7. I Want Love (Studio Mix) [Silent Hill 3]
I rarely see songs from the Silent Hill series in many lists of Top 10 Songs in video games and I think that’s really odd. Akira Yamaoka’s creations for the games are amazing and powerful. And, for me, the best song from the entire Silent Hill series comes from the third game. That song is I Want Love (Studio Mix).
I Want Love (Studio Mix) is definitely one of the most emo songs out there. Even when compared to other “real” emo songs, I Want Love (Studio Mix) stands on a level of its own! But, in a way, that’s what makes it so good! The song starts out soft and rather mellow. But the power and range slowly but surely builds and becomes an incredibly kickass song!
Akira Yamaoka managed to channel the pain of being in love with someone and still not feeling fulfilled. The pain is then driven all the way home thanks to the the extremely fantastic vocal range and power of Mary Elizabeth McGlynn. Combine this with incredible accompanying background instruments and a superb guitar solo, I Want Love (Studio Mix) is a powerful song that people really need to listen to.

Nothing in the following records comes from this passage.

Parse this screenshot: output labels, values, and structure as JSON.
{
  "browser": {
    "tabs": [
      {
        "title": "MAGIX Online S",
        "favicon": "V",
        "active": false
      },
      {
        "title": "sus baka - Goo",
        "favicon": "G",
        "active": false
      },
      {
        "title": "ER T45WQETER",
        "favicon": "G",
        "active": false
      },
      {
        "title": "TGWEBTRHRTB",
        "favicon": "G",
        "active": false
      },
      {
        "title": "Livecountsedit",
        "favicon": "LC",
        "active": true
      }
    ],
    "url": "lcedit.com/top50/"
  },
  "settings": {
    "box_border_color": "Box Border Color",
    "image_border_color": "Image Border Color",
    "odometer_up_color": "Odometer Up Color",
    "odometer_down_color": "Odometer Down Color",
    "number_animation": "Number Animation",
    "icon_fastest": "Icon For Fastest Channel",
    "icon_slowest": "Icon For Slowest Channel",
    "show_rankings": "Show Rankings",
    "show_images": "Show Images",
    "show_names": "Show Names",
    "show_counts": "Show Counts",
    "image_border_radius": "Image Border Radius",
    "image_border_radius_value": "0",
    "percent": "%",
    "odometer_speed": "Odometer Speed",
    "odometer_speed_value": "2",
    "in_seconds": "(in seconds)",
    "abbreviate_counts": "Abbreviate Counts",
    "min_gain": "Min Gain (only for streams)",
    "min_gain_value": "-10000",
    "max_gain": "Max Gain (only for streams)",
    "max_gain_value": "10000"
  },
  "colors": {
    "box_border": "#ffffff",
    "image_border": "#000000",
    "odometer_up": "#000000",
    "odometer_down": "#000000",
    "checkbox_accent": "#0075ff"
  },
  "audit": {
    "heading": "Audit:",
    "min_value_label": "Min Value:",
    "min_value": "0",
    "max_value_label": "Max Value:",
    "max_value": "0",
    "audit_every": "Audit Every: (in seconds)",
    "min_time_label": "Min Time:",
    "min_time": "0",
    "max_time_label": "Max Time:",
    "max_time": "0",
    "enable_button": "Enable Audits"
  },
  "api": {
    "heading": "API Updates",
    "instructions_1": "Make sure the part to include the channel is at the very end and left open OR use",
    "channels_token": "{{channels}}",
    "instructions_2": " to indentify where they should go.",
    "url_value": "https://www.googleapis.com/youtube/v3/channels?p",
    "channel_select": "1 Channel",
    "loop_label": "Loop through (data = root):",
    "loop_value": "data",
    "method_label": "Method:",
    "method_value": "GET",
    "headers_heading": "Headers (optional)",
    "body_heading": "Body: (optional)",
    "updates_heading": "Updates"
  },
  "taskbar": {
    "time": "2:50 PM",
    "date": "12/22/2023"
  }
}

What’s your favorite video game song with lyrics that usually doesn’t get the credit it deserves? Let me know in the comments section below!